by Kelly Boggs
I am bi-sexual and I practice polyamory [group marriage]," the man told me. "I am your worst nightmare."
I thought for a moment. "No sir," I said. "You are not my worst nightmare; you are my best illustration against the redefinition of marriage."
The context for the exchange cited above was a debate a few years ago on the issue of "homosexual marriage." It was one of the few times that I have heard a homosexual activist admit publicly that the acceptance of "gay marriage" would legitimize the argument for marriages involving more than two people.
"All you need is love," has been the mantra of those seeking to make "gay marriage" a normal part of American society. Like an irritating broken record, the question they repeatedly ask is: "How can you deny two people in love the right to be married?"
If homosexual activists are ever successful in swaying the American people, or a federal judge, that their twisted view of marriage is acceptable, it will be only a matter of time before polygamy and polyamory move to center stage of the marriage debate.
If the sole basis for marriage is love and love alone, you cannot logically deny any number of people who claim they are in love from "marrying." Homosexual activists know this better than anyone.
While activists have been very successful in removing the moral stigma American society once attached to homosexuality, they understand that the vast majority of their fellow citizens are not ready to receive an invitation announcing the nuptials of Bob, Larry, John, Mary and Jane.
Perception is everything when attempting to change public opinion. In order to present "gay marriage" as a normal expression of the human condition, homosexual activists have kept their polyamory practicing brothers and sisters in the closet.
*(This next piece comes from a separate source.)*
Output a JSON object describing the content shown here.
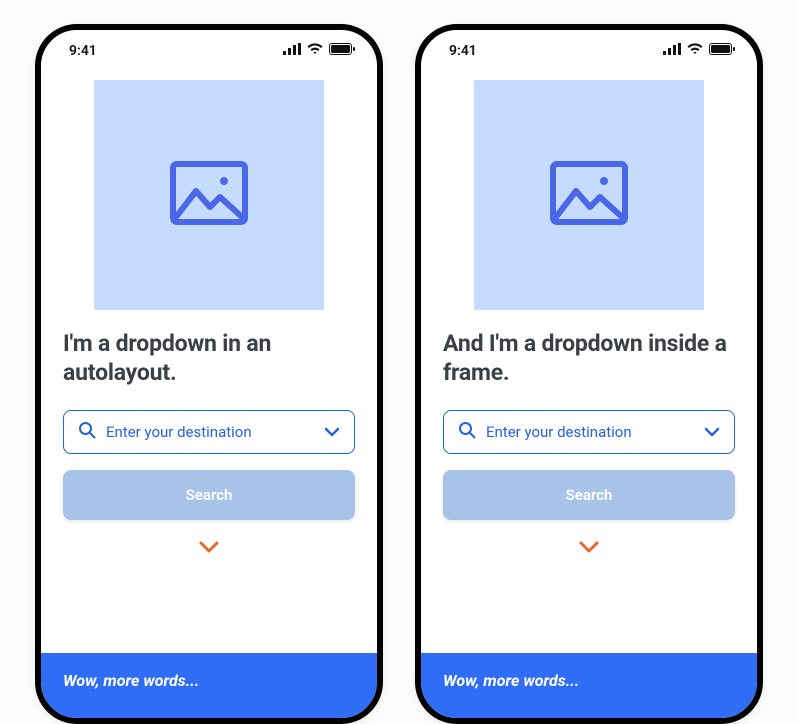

However, the advocates of polyamory have started knocking.
"Polygamy and gay men: Dirty laundry or sexual freedom?" was the headline prominently displayed on the cover of the June 6 edition of The Advocate, a national homosexual magazine.
The headline promoted a feature article titled "Big Gay Love." The article calls attention to the reality that polyamorous relationships have long existed among homosexual men and seeks to answer just how those with multiple partner relationships fit into the "gay marriage" debate.
"We're as married as we could be," Chaz Weathers told The Advocate, describing his relationship with partners Dale Dubach and John Osgood. "We have rings and have a day we celebrate our anniversary."
Another relationship configuration described in the feature included three men and one woman. Still another involved a trio of men that "sometimes bring in an outsider just for fun."
The point of The Advocate piece is crystal clear: polyamory is an accepted practice in the homosexual community. If "gay marriage" ever becomes the law in America, polyamory and polygamy will be the next issue homosexual activists will promote.
Of course, anyone who speaks out against the push to normalize polyamory and/or polygamy will be labeled a bigot. "How dare you deny three people, four people, etc., who are in love the right to marry? we will be told. "Who defines what is normal when it comes to relationships?" they will ask.
If the current state of our elected leadership does not change, few will rise to offer credible persuasive arguments against those who would de-construct and destroy marriage as we have always known it. Too many politicians, fearing the bigot label, will simply go along in order to get along.
Unless there is a great moral revolution in America, the bi-sexual polyamorous man I debated a few years back will indeed become, in his words, our nation's "worst nightmare.
Kelly Boggs is editor of the Baptist Message newspaper in Louisiana